Japanese vending machines (and buses in general)

The Japanese love of the vending machine is legendary. Having endured the start of a very bitter spring there, we came to appreciate the breadth of weird and wonderful beverages of the warm variety, if nothing than to heat one’s hands and temporarily forestall frostbite.

It must come as a shock to Japanese tourists when they visit our shores in Australia. The best we can manage is the 200 varieties of Coke, tooth rotting sports drinks, and calorific crisps and chockies; all mega sized for the voracious sweet toothed Caucasian.

We decided to bus it on our way to visit the Golden Pavilion (Kinkaku-ji). On the map, the route for the particular bus seemed to go from our hotel to the site. What the map didn’t reveal (most likely due to our non-existent Japanese language skills) was the terminusĀ half way between our point-a and point-b!

Moreover, the Japanese system of piling on the bus from the rear entrance and grabbing a ticket/tokenĀ then paying at the front of the bus when exiting though a good idea generally, falls down in practice when the bus is chockers and one has to plough through many civilised persons to exit the vehicle.

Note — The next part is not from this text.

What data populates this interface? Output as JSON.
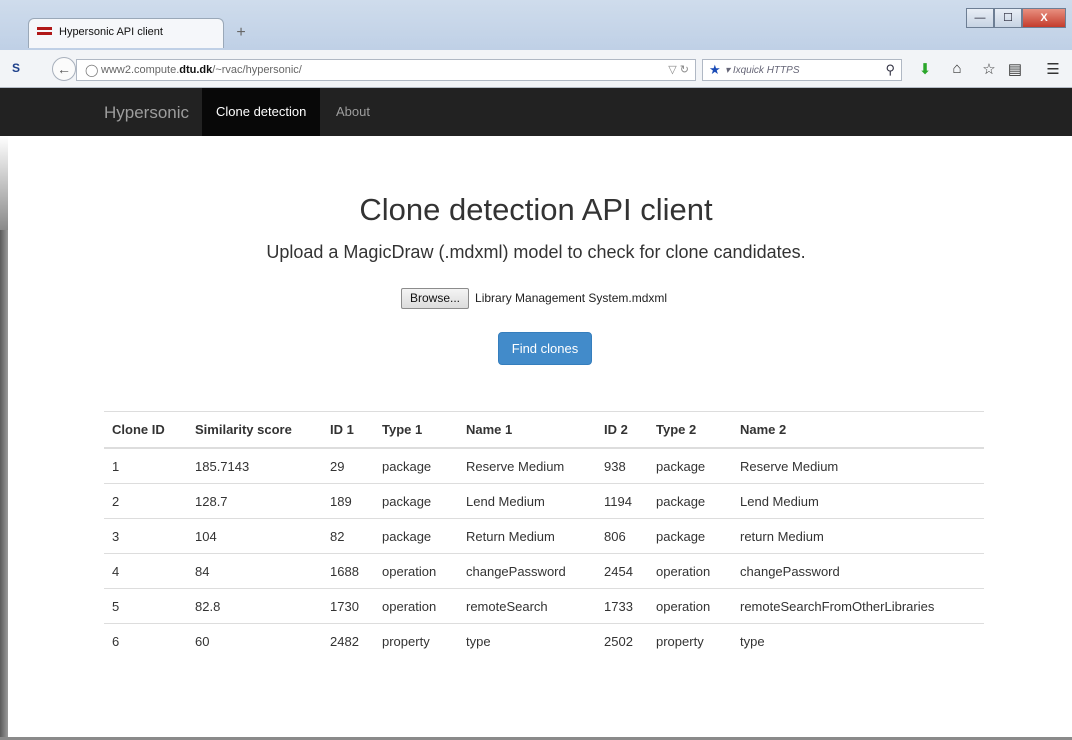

We found buses in Hong Kong (and Australia, to think of it) similiarly perplexing for their mystery value. At lease with trams & trains, you can fairly definitively say where you are going but buses? Who knows? Is the little side street a detour or a destination?